What is Agent Orange?

The United States military sprayed nearly 20,000,000 U.S. gallons (75,700,000 L) of chemical herbicides and defoliants in Vietnam, eastern Laos, and parts of Cambodia as part of the aerial defoliation program known as Operation Ranch Hand.

Agent Orange was used by the United States Military to defoliate the jungle and disrupt the food supply during the Vietnam War. Agent Orange was an equal mixture of 2,4-dichlorophenoxyacetic acid (2,4-d), and 2,4,5 trichlorophenoxyacetic acid (2,4,5-T). The 2,4,5-T contained Dioxin (TCDD), a industrial byproduct. Dioxin is highly toxic and can cause reproductive and developmental problems, damage the immune system, interfere with hormones and also cause cancer.

Despite dozens of scientific studies that link the toxic pesticide 2,4-D (2,4-dichlorophenoxy acetic acid) to cancer and other health risks such as cell damage, hormonal interference, and reproductive problems, it is still used in excessive amounts in the United States today.

Agent Orange was named for the orange stripe around the center of the fifty-five gallon drum it was stored in. There were many variants of herbicides used during the war also named for the stripe color around the barrel, including Agent Orange, Blue, White, Green, and Pink. Agent Orange is the term used to represent the rainbow herbicides.

First Hand Exposure

Anyone who was exposed to Agent Orange directly is considered to have first hand exposure to Agent Orange. This group is also considered first generation Agent Orange Victims.

EXAMPLES (NOT ALL ARE RECOGNIZED OR COMPENSATED)

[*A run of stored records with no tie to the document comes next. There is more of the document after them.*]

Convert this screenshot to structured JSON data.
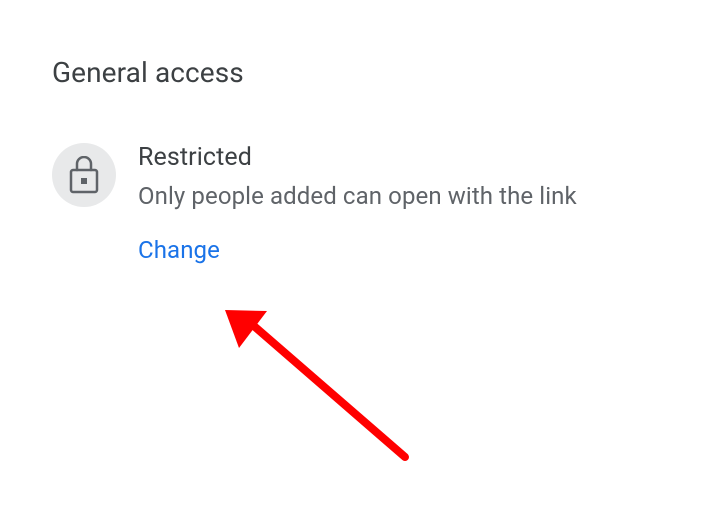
{
  "section": {
    "title": "General access"
  },
  "access": {
    "level": "Restricted",
    "description": "Only people added can open with the link",
    "change_label": "Change"
  }
}
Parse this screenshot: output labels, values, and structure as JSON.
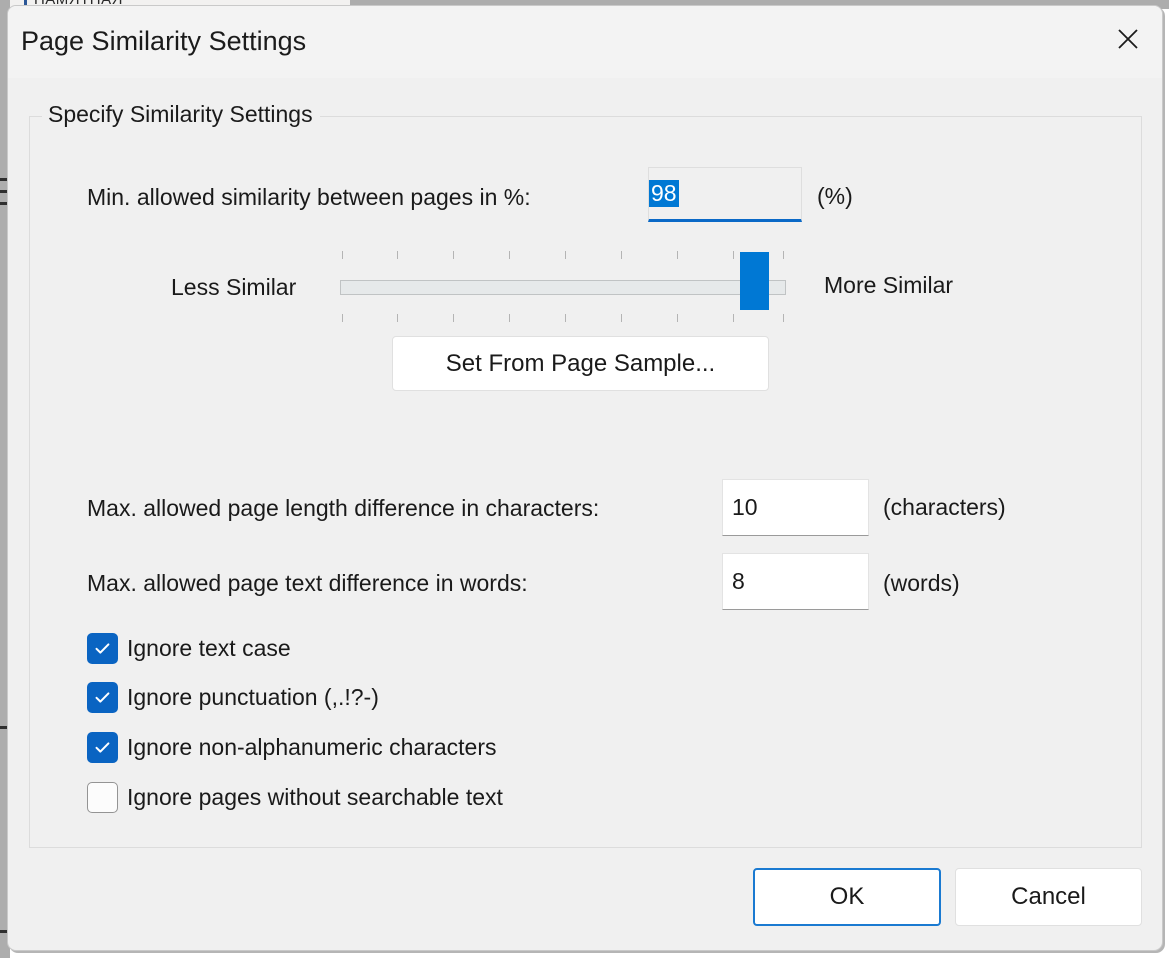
{
  "background": {
    "underlying_window_title": "ПАМЯТНАЯ"
  },
  "dialog": {
    "title": "Page Similarity Settings",
    "close_icon": "close-icon"
  },
  "group": {
    "title": "Specify Similarity Settings"
  },
  "similarity": {
    "label": "Min. allowed similarity between pages in %:",
    "value": "98",
    "unit": "(%)",
    "slider": {
      "less_label": "Less Similar",
      "more_label": "More Similar",
      "value": 98,
      "min": 0,
      "max": 100,
      "tick_count": 9
    },
    "sample_button": "Set From Page Sample..."
  },
  "length_diff": {
    "label": "Max. allowed page length difference in characters:",
    "value": "10",
    "unit": "(characters)"
  },
  "text_diff": {
    "label": "Max. allowed page text difference in words:",
    "value": "8",
    "unit": "(words)"
  },
  "checkboxes": [
    {
      "label": "Ignore text case",
      "checked": true
    },
    {
      "label": "Ignore punctuation (,.!?-)",
      "checked": true
    },
    {
      "label": "Ignore non-alphanumeric characters",
      "checked": true
    },
    {
      "label": "Ignore pages without searchable text",
      "checked": false
    }
  ],
  "footer": {
    "ok": "OK",
    "cancel": "Cancel"
  },
  "colors": {
    "accent": "#0078d4",
    "accent_dark": "#0a64c2",
    "focus_border": "#0a69c7",
    "dialog_bg": "#f0f0f0",
    "titlebar_bg": "#f3f3f3"
  }
}
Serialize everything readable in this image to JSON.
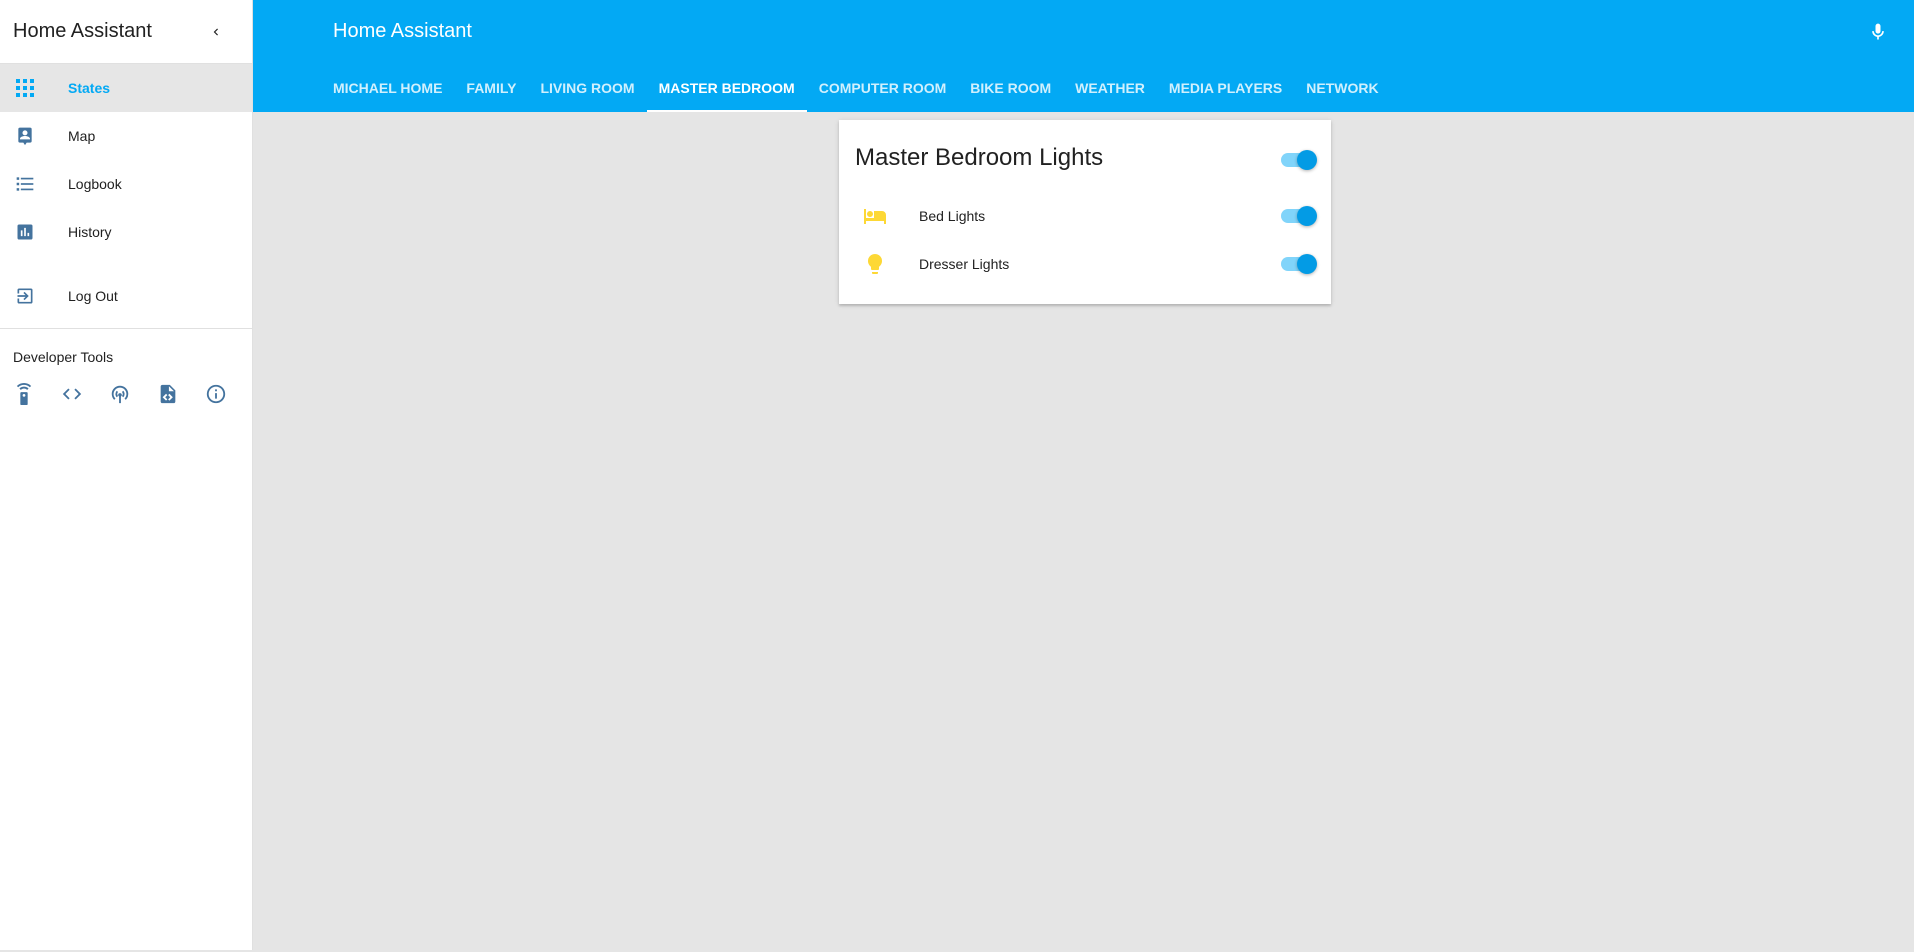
{
  "sidebar": {
    "title": "Home Assistant",
    "items": [
      {
        "label": "States",
        "icon": "apps-grid-icon",
        "active": true
      },
      {
        "label": "Map",
        "icon": "account-location-icon"
      },
      {
        "label": "Logbook",
        "icon": "format-list-bulleted-icon"
      },
      {
        "label": "History",
        "icon": "poll-box-icon"
      },
      {
        "label": "Log Out",
        "icon": "exit-to-app-icon"
      }
    ],
    "developer_tools_label": "Developer Tools",
    "developer_tools": [
      "remote-icon",
      "code-tags-icon",
      "access-point-icon",
      "file-xml-icon",
      "information-outline-icon"
    ]
  },
  "toolbar": {
    "title": "Home Assistant",
    "tabs": [
      "MICHAEL HOME",
      "FAMILY",
      "LIVING ROOM",
      "MASTER BEDROOM",
      "COMPUTER ROOM",
      "BIKE ROOM",
      "WEATHER",
      "MEDIA PLAYERS",
      "NETWORK"
    ],
    "active_tab": "MASTER BEDROOM"
  },
  "card": {
    "title": "Master Bedroom Lights",
    "group_on": true,
    "entities": [
      {
        "name": "Bed Lights",
        "icon": "hotel-bed-icon",
        "on": true
      },
      {
        "name": "Dresser Lights",
        "icon": "lightbulb-icon",
        "on": true
      }
    ]
  },
  "colors": {
    "primary": "#03a9f4",
    "toggle_knob": "#039be5",
    "light_on_icon": "#fdd835",
    "sidebar_icon": "#44739e"
  }
}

  1. United States Military members serving in contaminated areas, around contaminated equipment, or contaminated Navy vessels from 1961-1971.
  2. People’s Army of Vietnam: the North Vietnamese Military members who traveled to or south of the DMZ
  3. Australian Military members who served in areas contaminated
  4. Army of the Republic of Vietnam; the South Vietnamese Military members
  5. New Zealand Military members who served in areas contaminated
  6. Civilians living in areas contaminated during the time period
  7. Anyone who served along the DMZ in Korea from 1968-1971
Environmental Exposure

Anyone living or working in an environment contaminated by Agent Orange after initial spraying.

EXAMPLES (NOT ALL ARE RECOGNIZED OR COMPENSATED)

  1. United States C123 crew members who flew contaminated aircraft after the war
  2. Vietnamese citizens who live near 28 hot spots still contaminated with high levels of dioxin found in the soil and sediment
Genetic Exposure

Anyone who is a child of someone with first hand exposure or environmental exposure to Agent Orange has the potential to have genetic exposure. This group is considered second generation victims of Agent Orange.

EXAMPLES (NOT ALL ARE RECOGNIZED OR COMPENSATED)

  1. Children of United States Military members serving in contaminated areas, around contaminated equipment, or contaminated Navy vessels from 1961-1971
  2. Children of People’s Army of Vietnam: the North Vietnamese Military members who traveled to or south of the DMZ
  3. Children of Australian Military members who served in areas contaminated
  4. Children of Army of the Republic of Vietnam; the South Vietnamese Military members
  5. Children of New Zealand Military members who served in areas contaminated
  6. Children of civilians living in areas contaminated during the time period it was used
  7. Children of anyone who served along the DMZ in Korea from 1968-1971
  8. Children of United States C123 crew members who flew contaminated aircraft after the war
  9. Children of Vietnamese citizens who live near 28 hot spots still contaminated with high levels of dioxin found in the soil and sediment
  10. It has been stated genetic damage from Agent Orange will continue for at least seven generations. The grandchildren of those with first hand exposure are called third generation Victims of Agent Orange and so on.